To minimize the risk of COVID-19 infections and spread, most schools have opted for online learning so that students can still study remotely. However, teaching preschool online can be a challenge. Not only do children have a low attention span and require close supervision, but teachers are also less equipped to teach preschoolers remotely. Here are a few tips on the best practices for teaching preschool online to ensure optimal learning for your pupils.
1. Keep Learning Activities Short and Engaging
Kids have a short attention span. Teaching kids online via video conferencing platforms can lead to fatigue, impairing concentration during an online learning session. With this in mind, it is advisable to keep your learning activities short and engaging to avoid wearing your learners out. By splitting your learning activities into short sessions, you give your preschool learners a chance to take a break and prevent monotony.
Make your lessons as engaging as possible to keep your learners’ attention and maintain their interest in learning activities. You can do this by using songs and dance, asking them questions, and alternating between passive and active learning activities. Although online learning sessions may be shorter, they will still be productive as your preschool kids won’t see it as a chore.
2. Involve Your Learner’s Families

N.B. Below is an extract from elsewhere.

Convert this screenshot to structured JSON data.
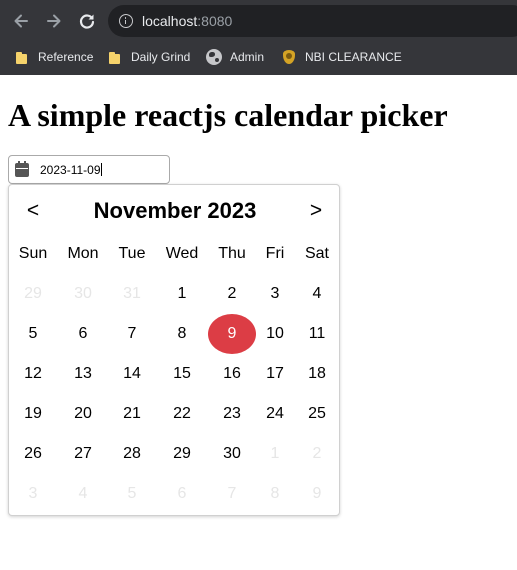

Family involvement is crucial when teaching preschool online as it makes it easier to prepare the kids for preschool virtual learning. Encourage family members to be present when their kids are learning online as it fosters a sense of community and enables kids to attend the lessons as required. What’s more, family members can also help you supervise the learners during the class. Also, maintain remote relationships with your learner’s parents or guardians through regular communication, such as making weekly phone or video calls, as well as sending daily emails.
Since it can be challenging to use readily available learning materials at every learner’s home, you can ask parents to acquire a preschool kit. The kit should contain learning materials that you usually use in the classroom, such as colored papers, cards, play dough, shapes, and markers. Doing so promotes uniformity and consistency and helps the kids connect with the classroom.
3. Be Compassionate
Virtual learning is new to both preschoolers and teachers. Kids are not used to online learning, and virtual classes may disrupt family routines which can be overwhelming for parents. As such, be compassionate and patient with your learners as they try to adapt to the new way of learning. Also, understand parents or family members when they can’t always be present during their kids’ learning sessions.
Remember to be kind to yourself as no one has the training to teach preschool online. Appreciate that it will take time to adapt to using online teaching tools, and sometimes, your teaching strategies may not produce the result you desire. By treating yourself kindly, being compassionate to your learners, and using challenges as learning experiences, you can achieve a smooth teaching experience.
4. Create and Maintain a Routine
Children love a sense of routine and certainty. Develop a schedule that your learners will follow, and stick to it. One of the best ways to maintain a consistent schedule is by conducting activities that you usually carry out in a classroom setting. For example, a typical session may involve greeting every child when joining the lesson, singing a song, reading, engaging in an activity, and finally having a closing song.
A consistent routine helps learners know what to expect when they join your online class and promotes confidence in the new learning environment. However, you don’t have to use the same routine you apply in school if the dynamics of online learning do not allow it. Remember to factor in developmental milestones when planning your virtual learning activities. Ensure that you incorporate programs that cater to the children’s socio-emotional development, language and literacy skills, physical development, and cognitive development.
5. Provide Both Online and Offline Learning Options
When teaching preschool online, you need to consider that your learners are still developing and need limited screen time. When planning your learning activities, include offline activities for variety. Offline learning activities give your learners a break from the screen while remaining valuable. Examples of offline activities include creating things with card boxes or nature hunting.
You can also include follow-up activities that they can do with their parents and ask them to present them in the following learning session. Always ensure the tasks you set out for your preschool learners are easy to do, utilize available materials, and are not messy to avoid putting too much pressure on parents.
Teaching preschool online will require you to adapt your learning plans to fit the virtual program. While it may be challenging at first, considering the above best practices will help you conduct hassle-free online teaching. Note that you may have to explore different teaching strategies before finding the one that fits your learners. However, let your preschool kids be your guide by noting what they enjoy and incorporating it into your teaching program.